EXERCISE: Among these records, which lines include "files"? Copy them out.
[Opening RECORD SET section]
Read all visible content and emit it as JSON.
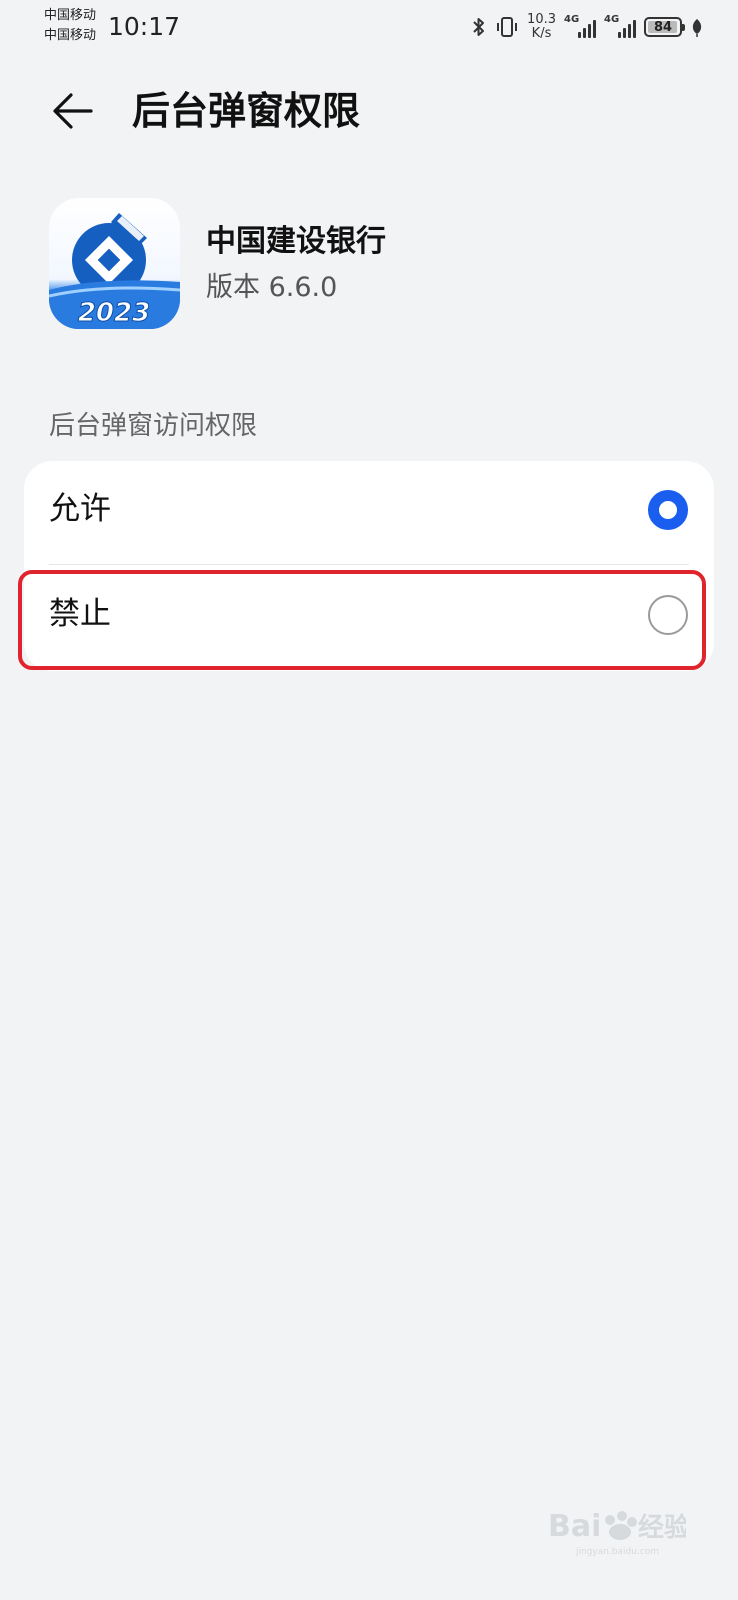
{
  "status_bar": {
    "carrier_1": "中国移动",
    "carrier_2": "中国移动",
    "time": "10:17",
    "net_speed_value": "10.3",
    "net_speed_unit": "K/s",
    "signal_1_tag": "4G",
    "signal_2_tag": "4G",
    "battery": "84",
    "icons": [
      "bluetooth-icon",
      "vibrate-icon",
      "signal-icon",
      "battery-icon",
      "leaf-icon"
    ]
  },
  "header": {
    "back_icon": "arrow-left-icon",
    "title": "后台弹窗权限"
  },
  "app": {
    "name": "中国建设银行",
    "version": "版本 6.6.0",
    "icon_badge_text": "2023",
    "icon_colors": {
      "primary": "#1b63c9",
      "logo": "#155fc0"
    }
  },
  "permission": {
    "section_title": "后台弹窗访问权限",
    "options": [
      {
        "label": "允许",
        "selected": true
      },
      {
        "label": "禁止",
        "selected": false
      }
    ],
    "highlighted_option": "禁止"
  },
  "colors": {
    "background": "#f1f3f5",
    "card": "#ffffff",
    "accent": "#1a5ef0",
    "highlight": "#e0242e"
  },
  "watermark": {
    "text": "Bai du 经验",
    "subtext": "jingyan.baidu.com"
  }
}
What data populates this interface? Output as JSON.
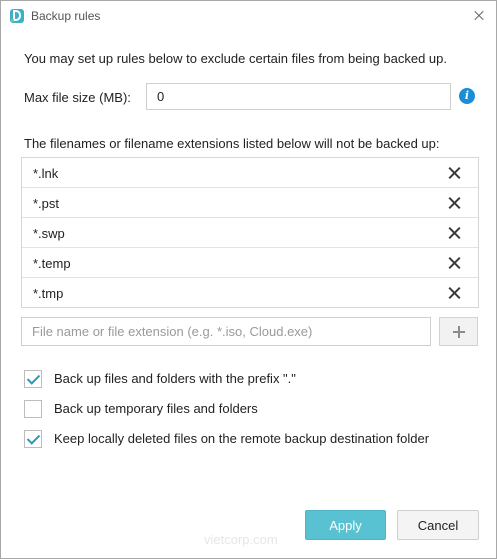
{
  "window": {
    "title": "Backup rules",
    "icon": "app-logo-icon",
    "close_icon": "close-icon"
  },
  "intro_text": "You may set up rules below to exclude certain files from being backed up.",
  "max_file_size": {
    "label": "Max file size (MB):",
    "value": "0",
    "info_icon": "info-icon"
  },
  "exclusions": {
    "label": "The filenames or filename extensions listed below will not be backed up:",
    "items": [
      "*.lnk",
      "*.pst",
      "*.swp",
      "*.temp",
      "*.tmp"
    ],
    "remove_icon": "close-icon"
  },
  "add_entry": {
    "placeholder": "File name or file extension (e.g. *.iso, Cloud.exe)",
    "value": "",
    "add_icon": "plus-icon"
  },
  "options": [
    {
      "label": "Back up files and folders with the prefix \".\"",
      "checked": true
    },
    {
      "label": "Back up temporary files and folders",
      "checked": false
    },
    {
      "label": "Keep locally deleted files on the remote backup destination folder",
      "checked": true
    }
  ],
  "footer": {
    "watermark": "vietcorp.com",
    "apply_label": "Apply",
    "cancel_label": "Cancel"
  },
  "colors": {
    "accent": "#58c2d3",
    "checkmark": "#2a9ab8",
    "info": "#1a8cd8"
  }
}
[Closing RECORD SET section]
WRITTEN SOLUTION:
  "intro_text": "You may set up rules below to exclude certain files from being backed up.",
      "label": "Back up files and folders with the prefix \".\"",
      "label": "Back up temporary files and folders",
      "label": "Keep locally deleted files on the remote backup destination folder",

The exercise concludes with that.